┌─ INPUT DATA
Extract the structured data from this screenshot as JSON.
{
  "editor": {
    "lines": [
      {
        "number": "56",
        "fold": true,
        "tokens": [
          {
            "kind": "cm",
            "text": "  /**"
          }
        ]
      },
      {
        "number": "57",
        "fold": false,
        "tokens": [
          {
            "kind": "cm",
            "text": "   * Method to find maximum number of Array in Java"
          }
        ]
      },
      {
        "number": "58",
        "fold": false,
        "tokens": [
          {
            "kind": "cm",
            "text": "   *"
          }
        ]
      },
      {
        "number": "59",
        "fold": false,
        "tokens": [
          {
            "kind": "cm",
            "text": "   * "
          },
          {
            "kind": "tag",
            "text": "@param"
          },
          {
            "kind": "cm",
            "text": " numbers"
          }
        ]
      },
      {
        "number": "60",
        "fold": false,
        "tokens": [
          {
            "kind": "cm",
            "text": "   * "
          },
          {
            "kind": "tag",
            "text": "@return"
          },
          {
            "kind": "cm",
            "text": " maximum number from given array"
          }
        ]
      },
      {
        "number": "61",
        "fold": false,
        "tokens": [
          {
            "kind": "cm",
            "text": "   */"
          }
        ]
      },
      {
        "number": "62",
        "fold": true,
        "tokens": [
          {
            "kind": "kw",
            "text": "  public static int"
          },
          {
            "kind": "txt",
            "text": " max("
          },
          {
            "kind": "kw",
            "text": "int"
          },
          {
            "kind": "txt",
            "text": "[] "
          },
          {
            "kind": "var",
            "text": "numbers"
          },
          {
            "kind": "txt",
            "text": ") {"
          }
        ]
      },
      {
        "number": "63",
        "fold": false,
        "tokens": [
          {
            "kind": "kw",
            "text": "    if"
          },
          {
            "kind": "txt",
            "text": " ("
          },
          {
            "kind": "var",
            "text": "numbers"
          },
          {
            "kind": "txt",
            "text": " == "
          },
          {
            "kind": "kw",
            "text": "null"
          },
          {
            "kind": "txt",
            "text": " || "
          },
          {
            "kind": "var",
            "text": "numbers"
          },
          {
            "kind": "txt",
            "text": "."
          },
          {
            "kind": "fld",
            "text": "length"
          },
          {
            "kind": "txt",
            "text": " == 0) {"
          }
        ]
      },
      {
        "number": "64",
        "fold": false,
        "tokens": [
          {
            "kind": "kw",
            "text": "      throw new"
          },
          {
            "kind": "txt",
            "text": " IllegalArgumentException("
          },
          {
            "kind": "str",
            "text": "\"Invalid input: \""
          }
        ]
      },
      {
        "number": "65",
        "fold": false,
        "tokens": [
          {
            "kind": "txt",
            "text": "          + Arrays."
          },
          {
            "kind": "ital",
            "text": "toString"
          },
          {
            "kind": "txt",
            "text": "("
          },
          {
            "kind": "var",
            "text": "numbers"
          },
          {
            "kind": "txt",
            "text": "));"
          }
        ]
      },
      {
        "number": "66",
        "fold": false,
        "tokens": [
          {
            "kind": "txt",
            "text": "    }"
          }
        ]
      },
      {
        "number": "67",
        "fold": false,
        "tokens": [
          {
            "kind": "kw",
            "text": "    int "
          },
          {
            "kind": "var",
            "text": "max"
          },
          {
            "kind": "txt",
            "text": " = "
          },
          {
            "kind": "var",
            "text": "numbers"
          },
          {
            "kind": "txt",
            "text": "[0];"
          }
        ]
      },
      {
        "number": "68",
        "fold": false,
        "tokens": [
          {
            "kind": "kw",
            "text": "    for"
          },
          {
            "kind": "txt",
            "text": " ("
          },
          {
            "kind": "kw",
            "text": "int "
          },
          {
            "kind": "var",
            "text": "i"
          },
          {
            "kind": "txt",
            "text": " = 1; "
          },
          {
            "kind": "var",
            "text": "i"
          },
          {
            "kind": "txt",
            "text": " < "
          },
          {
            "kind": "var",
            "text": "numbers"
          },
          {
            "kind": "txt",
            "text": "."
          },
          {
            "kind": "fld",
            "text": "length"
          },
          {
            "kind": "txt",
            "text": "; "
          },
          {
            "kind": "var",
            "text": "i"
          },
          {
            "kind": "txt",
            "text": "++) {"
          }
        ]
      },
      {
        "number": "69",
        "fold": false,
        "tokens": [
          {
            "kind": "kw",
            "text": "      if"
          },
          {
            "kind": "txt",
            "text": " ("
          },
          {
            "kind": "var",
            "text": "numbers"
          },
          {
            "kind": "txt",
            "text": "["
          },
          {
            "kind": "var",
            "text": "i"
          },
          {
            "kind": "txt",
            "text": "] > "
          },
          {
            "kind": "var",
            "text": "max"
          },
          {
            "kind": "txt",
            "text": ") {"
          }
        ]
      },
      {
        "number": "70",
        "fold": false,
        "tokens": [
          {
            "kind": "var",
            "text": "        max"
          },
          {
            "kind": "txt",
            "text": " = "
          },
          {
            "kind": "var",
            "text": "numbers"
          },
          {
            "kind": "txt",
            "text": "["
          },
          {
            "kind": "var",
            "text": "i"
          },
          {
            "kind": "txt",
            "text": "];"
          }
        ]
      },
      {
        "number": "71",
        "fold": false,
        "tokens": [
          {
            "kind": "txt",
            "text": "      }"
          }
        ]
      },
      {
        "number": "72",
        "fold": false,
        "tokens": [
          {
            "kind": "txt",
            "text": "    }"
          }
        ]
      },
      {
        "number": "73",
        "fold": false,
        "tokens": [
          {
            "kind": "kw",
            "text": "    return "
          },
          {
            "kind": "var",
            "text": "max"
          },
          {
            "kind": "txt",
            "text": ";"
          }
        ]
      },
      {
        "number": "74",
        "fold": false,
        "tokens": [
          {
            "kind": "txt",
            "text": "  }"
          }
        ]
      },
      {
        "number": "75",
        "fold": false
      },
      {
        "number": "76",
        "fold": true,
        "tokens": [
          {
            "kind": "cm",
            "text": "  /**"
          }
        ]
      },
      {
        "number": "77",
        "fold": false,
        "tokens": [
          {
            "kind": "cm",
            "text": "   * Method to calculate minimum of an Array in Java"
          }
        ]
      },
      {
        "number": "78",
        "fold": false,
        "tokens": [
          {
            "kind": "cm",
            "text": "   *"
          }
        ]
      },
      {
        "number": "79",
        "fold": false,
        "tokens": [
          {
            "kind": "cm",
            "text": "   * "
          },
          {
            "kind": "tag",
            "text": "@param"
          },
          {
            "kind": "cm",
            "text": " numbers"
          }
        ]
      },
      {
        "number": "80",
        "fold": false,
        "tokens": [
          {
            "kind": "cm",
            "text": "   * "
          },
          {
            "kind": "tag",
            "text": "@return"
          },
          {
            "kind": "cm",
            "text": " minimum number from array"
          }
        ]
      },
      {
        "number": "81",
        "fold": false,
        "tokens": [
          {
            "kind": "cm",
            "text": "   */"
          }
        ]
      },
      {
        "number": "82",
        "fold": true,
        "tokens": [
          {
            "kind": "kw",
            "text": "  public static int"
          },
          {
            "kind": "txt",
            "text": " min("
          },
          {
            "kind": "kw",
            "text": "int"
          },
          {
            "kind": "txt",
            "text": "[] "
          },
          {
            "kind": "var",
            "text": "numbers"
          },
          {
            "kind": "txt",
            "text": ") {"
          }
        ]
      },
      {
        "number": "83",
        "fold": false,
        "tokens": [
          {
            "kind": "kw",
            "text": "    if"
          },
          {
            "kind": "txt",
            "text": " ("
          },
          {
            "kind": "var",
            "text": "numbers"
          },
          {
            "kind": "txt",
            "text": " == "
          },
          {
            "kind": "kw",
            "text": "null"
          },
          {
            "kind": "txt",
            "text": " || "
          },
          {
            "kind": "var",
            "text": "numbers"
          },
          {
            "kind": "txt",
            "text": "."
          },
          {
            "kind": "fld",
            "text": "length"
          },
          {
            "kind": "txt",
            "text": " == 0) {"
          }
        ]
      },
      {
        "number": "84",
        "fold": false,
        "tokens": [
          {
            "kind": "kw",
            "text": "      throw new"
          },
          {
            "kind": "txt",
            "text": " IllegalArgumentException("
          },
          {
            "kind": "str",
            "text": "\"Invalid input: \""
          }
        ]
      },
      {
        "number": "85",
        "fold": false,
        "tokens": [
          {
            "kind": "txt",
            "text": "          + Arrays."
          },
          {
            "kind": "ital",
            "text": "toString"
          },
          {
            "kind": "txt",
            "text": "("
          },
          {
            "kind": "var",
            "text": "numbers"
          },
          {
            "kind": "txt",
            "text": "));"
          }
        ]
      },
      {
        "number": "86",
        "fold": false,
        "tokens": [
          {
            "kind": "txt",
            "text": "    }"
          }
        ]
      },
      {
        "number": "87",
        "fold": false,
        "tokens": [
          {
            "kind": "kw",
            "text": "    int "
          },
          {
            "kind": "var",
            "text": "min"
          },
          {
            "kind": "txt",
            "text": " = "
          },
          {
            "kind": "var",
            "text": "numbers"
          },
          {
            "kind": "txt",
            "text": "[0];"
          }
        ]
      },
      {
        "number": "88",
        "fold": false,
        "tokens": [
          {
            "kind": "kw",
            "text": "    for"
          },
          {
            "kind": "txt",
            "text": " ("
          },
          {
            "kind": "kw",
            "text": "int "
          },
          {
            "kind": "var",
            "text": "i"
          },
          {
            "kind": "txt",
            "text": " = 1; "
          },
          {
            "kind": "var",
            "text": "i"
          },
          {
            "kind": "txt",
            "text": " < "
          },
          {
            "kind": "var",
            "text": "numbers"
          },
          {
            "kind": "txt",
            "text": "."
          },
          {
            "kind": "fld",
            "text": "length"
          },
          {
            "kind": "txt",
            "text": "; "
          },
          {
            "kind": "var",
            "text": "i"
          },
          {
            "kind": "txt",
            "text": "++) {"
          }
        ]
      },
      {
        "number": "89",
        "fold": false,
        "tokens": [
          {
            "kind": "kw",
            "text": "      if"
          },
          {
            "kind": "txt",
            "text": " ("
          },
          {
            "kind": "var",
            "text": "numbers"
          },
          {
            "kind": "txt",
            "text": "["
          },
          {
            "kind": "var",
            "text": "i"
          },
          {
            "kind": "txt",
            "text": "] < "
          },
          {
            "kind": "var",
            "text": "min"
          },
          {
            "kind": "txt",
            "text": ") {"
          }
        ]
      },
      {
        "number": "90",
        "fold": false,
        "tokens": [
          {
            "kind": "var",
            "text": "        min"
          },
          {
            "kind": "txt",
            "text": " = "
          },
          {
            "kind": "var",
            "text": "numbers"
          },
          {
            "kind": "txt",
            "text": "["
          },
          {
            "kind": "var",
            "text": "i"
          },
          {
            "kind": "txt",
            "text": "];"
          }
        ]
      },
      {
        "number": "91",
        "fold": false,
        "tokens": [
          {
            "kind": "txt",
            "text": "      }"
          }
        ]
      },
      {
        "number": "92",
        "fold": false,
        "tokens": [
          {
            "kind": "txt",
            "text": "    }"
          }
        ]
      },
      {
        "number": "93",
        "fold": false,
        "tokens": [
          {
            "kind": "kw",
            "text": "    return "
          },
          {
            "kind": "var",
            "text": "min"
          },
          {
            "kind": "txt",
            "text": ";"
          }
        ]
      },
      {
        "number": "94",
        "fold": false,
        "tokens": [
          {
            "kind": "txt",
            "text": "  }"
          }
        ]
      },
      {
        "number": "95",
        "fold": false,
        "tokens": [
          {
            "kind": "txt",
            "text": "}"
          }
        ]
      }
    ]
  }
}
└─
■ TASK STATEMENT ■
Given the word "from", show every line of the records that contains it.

■ PROBLEM SOLUTION ■
Extract the structured data from this screenshot as JSON.
            "text": " maximum number from given array"
            "text": " minimum number from array"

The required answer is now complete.